--- START ---

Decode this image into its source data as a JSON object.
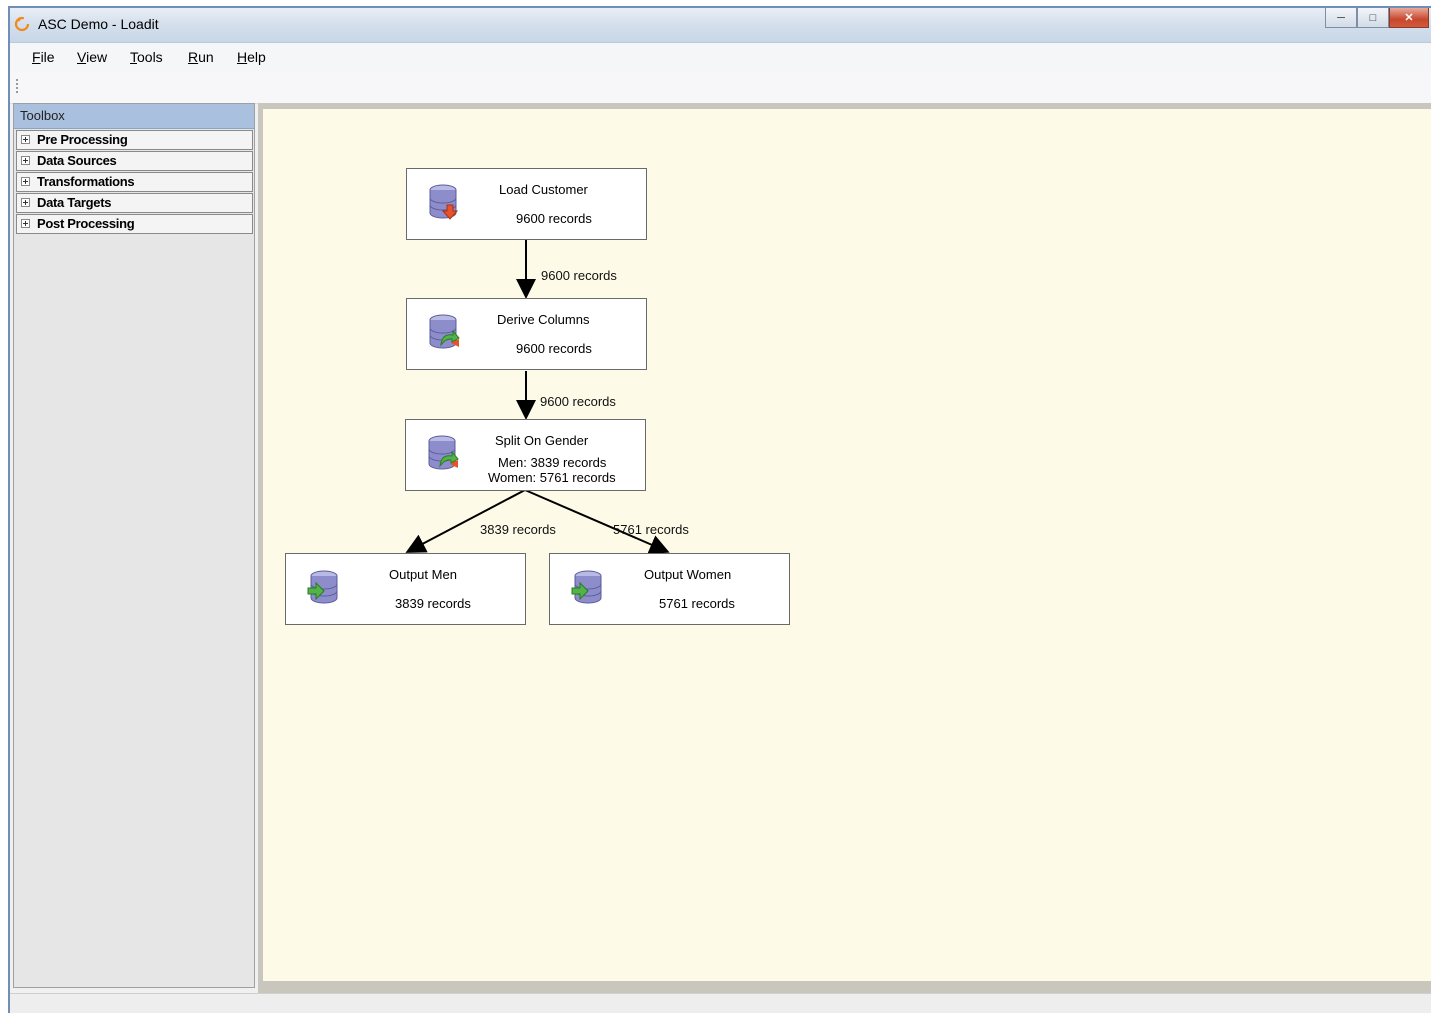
{
  "window": {
    "title": "ASC Demo - Loadit"
  },
  "menu": [
    {
      "label": "File"
    },
    {
      "label": "View"
    },
    {
      "label": "Tools"
    },
    {
      "label": "Run"
    },
    {
      "label": "Help"
    }
  ],
  "toolbox": {
    "header": "Toolbox",
    "items": [
      {
        "label": "Pre Processing"
      },
      {
        "label": "Data Sources"
      },
      {
        "label": "Transformations"
      },
      {
        "label": "Data Targets"
      },
      {
        "label": "Post Processing"
      }
    ]
  },
  "nodes": {
    "load_customer": {
      "name": "Load Customer",
      "records": "9600 records",
      "icon": "database-import-icon"
    },
    "derive_columns": {
      "name": "Derive Columns",
      "records": "9600 records",
      "icon": "database-transform-icon"
    },
    "split_on_gender": {
      "name": "Split On Gender",
      "men": "Men: 3839 records",
      "women": "Women: 5761 records",
      "icon": "database-transform-icon"
    },
    "output_men": {
      "name": "Output Men",
      "records": "3839 records",
      "icon": "database-export-icon"
    },
    "output_women": {
      "name": "Output Women",
      "records": "5761 records",
      "icon": "database-export-icon"
    }
  },
  "edges": {
    "load_to_derive": "9600 records",
    "derive_to_split": "9600 records",
    "split_to_men": "3839 records",
    "split_to_women": "5761 records"
  },
  "colors": {
    "canvas_bg": "#fdfbe8",
    "toolbox_header": "#a9c1de",
    "canvas_frame": "#c9c7bd"
  }
}
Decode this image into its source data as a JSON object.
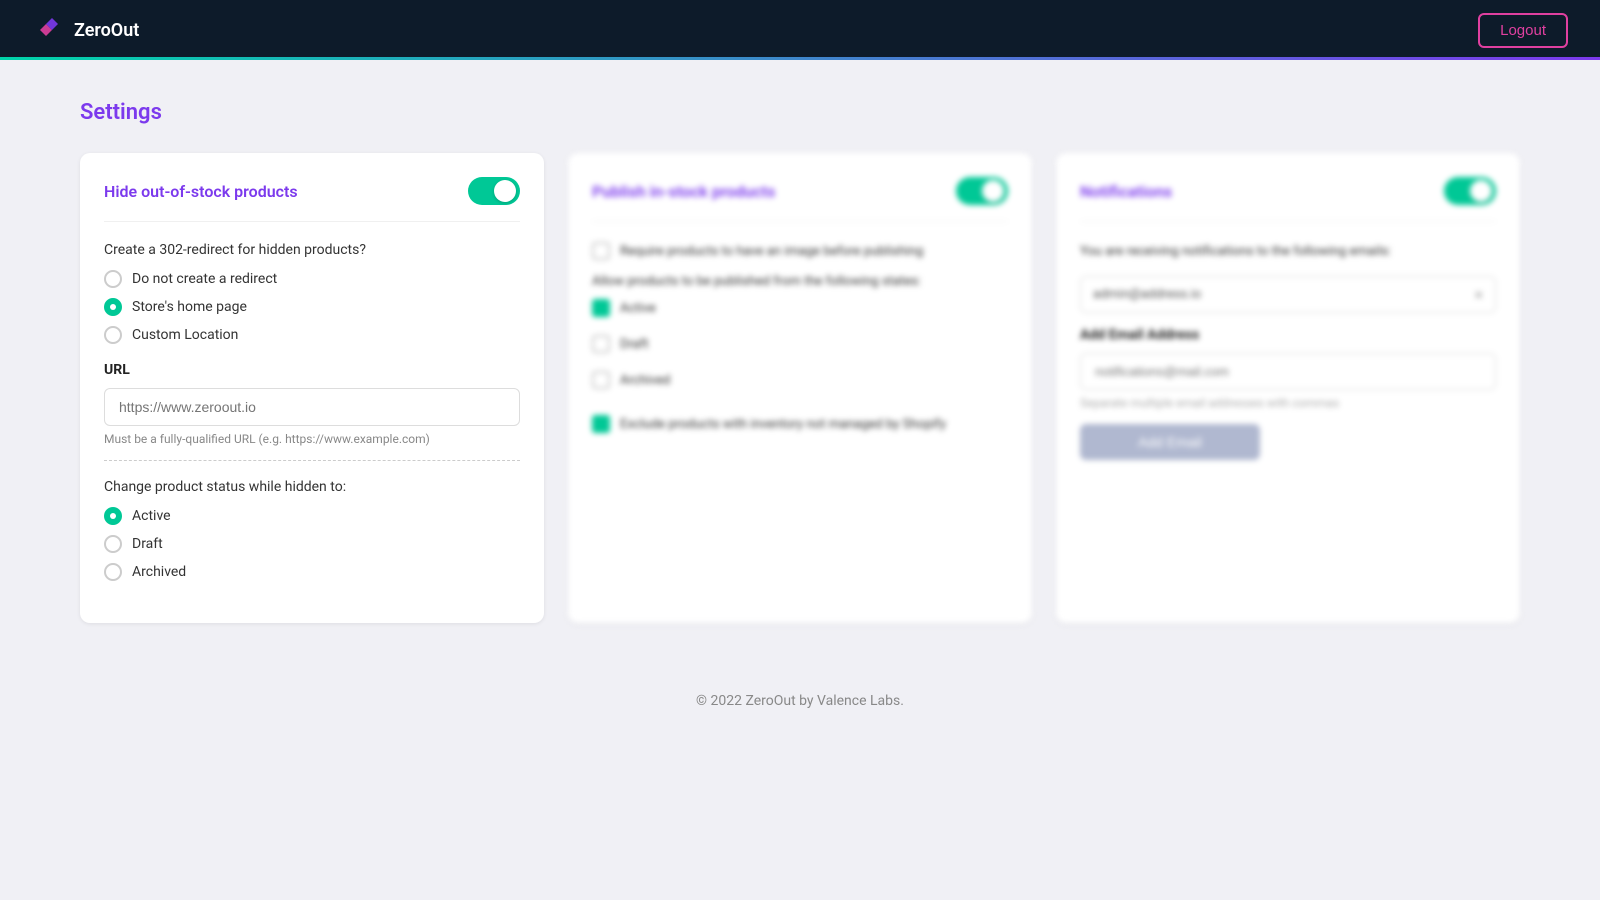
{
  "header": {
    "logo_text": "ZeroOut",
    "logout_label": "Logout"
  },
  "page": {
    "title": "Settings",
    "footer": "© 2022 ZeroOut by Valence Labs."
  },
  "card1": {
    "title": "Hide out-of-stock products",
    "toggle_on": true,
    "redirect_section_label": "Create a 302-redirect for hidden products?",
    "redirect_options": [
      {
        "label": "Do not create a redirect",
        "checked": false
      },
      {
        "label": "Store's home page",
        "checked": true
      },
      {
        "label": "Custom Location",
        "checked": false
      }
    ],
    "url_label": "URL",
    "url_placeholder": "https://www.zeroout.io",
    "url_hint": "Must be a fully-qualified URL (e.g. https://www.example.com)",
    "status_section_label": "Change product status while hidden to:",
    "status_options": [
      {
        "label": "Active",
        "checked": true
      },
      {
        "label": "Draft",
        "checked": false
      },
      {
        "label": "Archived",
        "checked": false
      }
    ]
  },
  "card2": {
    "title": "Publish in-stock products",
    "toggle_on": true,
    "require_image_label": "Require products to have an image before publishing",
    "require_image_checked": false,
    "states_label": "Allow products to be published from the following states:",
    "states": [
      {
        "label": "Active",
        "checked": true
      },
      {
        "label": "Draft",
        "checked": false
      },
      {
        "label": "Archived",
        "checked": false
      }
    ],
    "exclude_label": "Exclude products with inventory not managed by Shopify",
    "exclude_checked": true
  },
  "card3": {
    "title": "Notifications",
    "toggle_on": true,
    "receiving_text": "You are receiving notifications to the following emails:",
    "existing_email": "admin@address.io",
    "add_email_label": "Add Email Address",
    "add_email_placeholder": "notifications@mail.com",
    "add_email_hint": "Separate multiple email addresses with commas",
    "add_email_btn_label": "Add Email"
  }
}
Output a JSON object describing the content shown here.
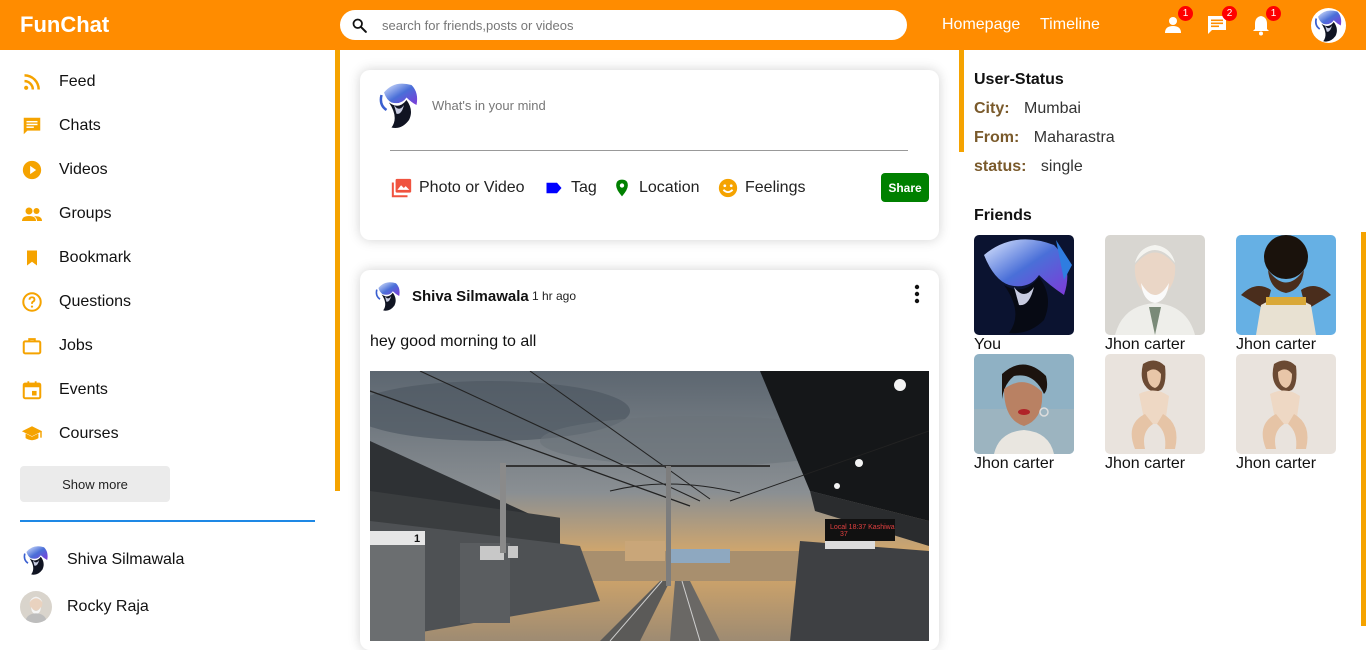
{
  "header": {
    "logo": "FunChat",
    "search_placeholder": "search for friends,posts or videos",
    "links": [
      "Homepage",
      "Timeline"
    ],
    "badges": {
      "friends": "1",
      "chat": "2",
      "notifications": "1"
    }
  },
  "sidebar": {
    "items": [
      {
        "label": "Feed",
        "icon": "rss-feed-icon"
      },
      {
        "label": "Chats",
        "icon": "chat-icon"
      },
      {
        "label": "Videos",
        "icon": "play-circle-icon"
      },
      {
        "label": "Groups",
        "icon": "group-icon"
      },
      {
        "label": "Bookmark",
        "icon": "bookmark-icon"
      },
      {
        "label": "Questions",
        "icon": "help-circle-icon"
      },
      {
        "label": "Jobs",
        "icon": "briefcase-icon"
      },
      {
        "label": "Events",
        "icon": "calendar-icon"
      },
      {
        "label": "Courses",
        "icon": "school-icon"
      }
    ],
    "show_more": "Show more",
    "friends": [
      "Shiva Silmawala",
      "Rocky Raja"
    ]
  },
  "share": {
    "placeholder": "What's in your mind",
    "options": [
      "Photo or Video",
      "Tag",
      "Location",
      "Feelings"
    ],
    "button": "Share"
  },
  "post": {
    "user": "Shiva Silmawala",
    "time": "1 hr ago",
    "text": "hey good morning to all",
    "sign_a": "1",
    "sign_b": "37"
  },
  "rightbar": {
    "status_title": "User-Status",
    "info": [
      {
        "key": "City:",
        "value": "Mumbai"
      },
      {
        "key": "From:",
        "value": "Maharastra"
      },
      {
        "key": "status:",
        "value": "single"
      }
    ],
    "friends_title": "Friends",
    "friends": [
      "You",
      "Jhon carter",
      "Jhon carter",
      "Jhon carter",
      "Jhon carter",
      "Jhon carter"
    ]
  },
  "colors": {
    "accent": "#ff8c00",
    "side_icon": "#f5a300",
    "share_button": "#008000",
    "badge": "#ff0000",
    "divider": "#1e88e5"
  }
}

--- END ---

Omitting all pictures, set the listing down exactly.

**Exercise response:**
Decode this image into its source data as a JSON object.
{
  "window": {
    "title": "ASC Demo - Loadit"
  },
  "menu": [
    {
      "label": "File"
    },
    {
      "label": "View"
    },
    {
      "label": "Tools"
    },
    {
      "label": "Run"
    },
    {
      "label": "Help"
    }
  ],
  "toolbox": {
    "header": "Toolbox",
    "items": [
      {
        "label": "Pre Processing"
      },
      {
        "label": "Data Sources"
      },
      {
        "label": "Transformations"
      },
      {
        "label": "Data Targets"
      },
      {
        "label": "Post Processing"
      }
    ]
  },
  "nodes": {
    "load_customer": {
      "name": "Load Customer",
      "records": "9600 records",
      "icon": "database-import-icon"
    },
    "derive_columns": {
      "name": "Derive Columns",
      "records": "9600 records",
      "icon": "database-transform-icon"
    },
    "split_on_gender": {
      "name": "Split On Gender",
      "men": "Men: 3839 records",
      "women": "Women: 5761 records",
      "icon": "database-transform-icon"
    },
    "output_men": {
      "name": "Output Men",
      "records": "3839 records",
      "icon": "database-export-icon"
    },
    "output_women": {
      "name": "Output Women",
      "records": "5761 records",
      "icon": "database-export-icon"
    }
  },
  "edges": {
    "load_to_derive": "9600 records",
    "derive_to_split": "9600 records",
    "split_to_men": "3839 records",
    "split_to_women": "5761 records"
  },
  "colors": {
    "canvas_bg": "#fdfbe8",
    "toolbox_header": "#a9c1de",
    "canvas_frame": "#c9c7bd"
  }
}
Decode this image into its source data as a JSON object.
{
  "header": {
    "logo_text": "ZeroOut",
    "logout_label": "Logout"
  },
  "page": {
    "title": "Settings",
    "footer": "© 2022 ZeroOut by Valence Labs."
  },
  "card1": {
    "title": "Hide out-of-stock products",
    "toggle_on": true,
    "redirect_section_label": "Create a 302-redirect for hidden products?",
    "redirect_options": [
      {
        "label": "Do not create a redirect",
        "checked": false
      },
      {
        "label": "Store's home page",
        "checked": true
      },
      {
        "label": "Custom Location",
        "checked": false
      }
    ],
    "url_label": "URL",
    "url_placeholder": "https://www.zeroout.io",
    "url_hint": "Must be a fully-qualified URL (e.g. https://www.example.com)",
    "status_section_label": "Change product status while hidden to:",
    "status_options": [
      {
        "label": "Active",
        "checked": true
      },
      {
        "label": "Draft",
        "checked": false
      },
      {
        "label": "Archived",
        "checked": false
      }
    ]
  },
  "card2": {
    "title": "Publish in-stock products",
    "toggle_on": true,
    "require_image_label": "Require products to have an image before publishing",
    "require_image_checked": false,
    "states_label": "Allow products to be published from the following states:",
    "states": [
      {
        "label": "Active",
        "checked": true
      },
      {
        "label": "Draft",
        "checked": false
      },
      {
        "label": "Archived",
        "checked": false
      }
    ],
    "exclude_label": "Exclude products with inventory not managed by Shopify",
    "exclude_checked": true
  },
  "card3": {
    "title": "Notifications",
    "toggle_on": true,
    "receiving_text": "You are receiving notifications to the following emails:",
    "existing_email": "admin@address.io",
    "add_email_label": "Add Email Address",
    "add_email_placeholder": "notifications@mail.com",
    "add_email_hint": "Separate multiple email addresses with commas",
    "add_email_btn_label": "Add Email"
  }
}
Output a JSON object describing the content shown here.
{
  "header": {
    "logo": "FunChat",
    "search_placeholder": "search for friends,posts or videos",
    "links": [
      "Homepage",
      "Timeline"
    ],
    "badges": {
      "friends": "1",
      "chat": "2",
      "notifications": "1"
    }
  },
  "sidebar": {
    "items": [
      {
        "label": "Feed",
        "icon": "rss-feed-icon"
      },
      {
        "label": "Chats",
        "icon": "chat-icon"
      },
      {
        "label": "Videos",
        "icon": "play-circle-icon"
      },
      {
        "label": "Groups",
        "icon": "group-icon"
      },
      {
        "label": "Bookmark",
        "icon": "bookmark-icon"
      },
      {
        "label": "Questions",
        "icon": "help-circle-icon"
      },
      {
        "label": "Jobs",
        "icon": "briefcase-icon"
      },
      {
        "label": "Events",
        "icon": "calendar-icon"
      },
      {
        "label": "Courses",
        "icon": "school-icon"
      }
    ],
    "show_more": "Show more",
    "friends": [
      "Shiva Silmawala",
      "Rocky Raja"
    ]
  },
  "share": {
    "placeholder": "What's in your mind",
    "options": [
      "Photo or Video",
      "Tag",
      "Location",
      "Feelings"
    ],
    "button": "Share"
  },
  "post": {
    "user": "Shiva Silmawala",
    "time": "1 hr ago",
    "text": "hey good morning to all",
    "sign_a": "1",
    "sign_b": "37"
  },
  "rightbar": {
    "status_title": "User-Status",
    "info": [
      {
        "key": "City:",
        "value": "Mumbai"
      },
      {
        "key": "From:",
        "value": "Maharastra"
      },
      {
        "key": "status:",
        "value": "single"
      }
    ],
    "friends_title": "Friends",
    "friends": [
      "You",
      "Jhon carter",
      "Jhon carter",
      "Jhon carter",
      "Jhon carter",
      "Jhon carter"
    ]
  },
  "colors": {
    "accent": "#ff8c00",
    "side_icon": "#f5a300",
    "share_button": "#008000",
    "badge": "#ff0000",
    "divider": "#1e88e5"
  }
}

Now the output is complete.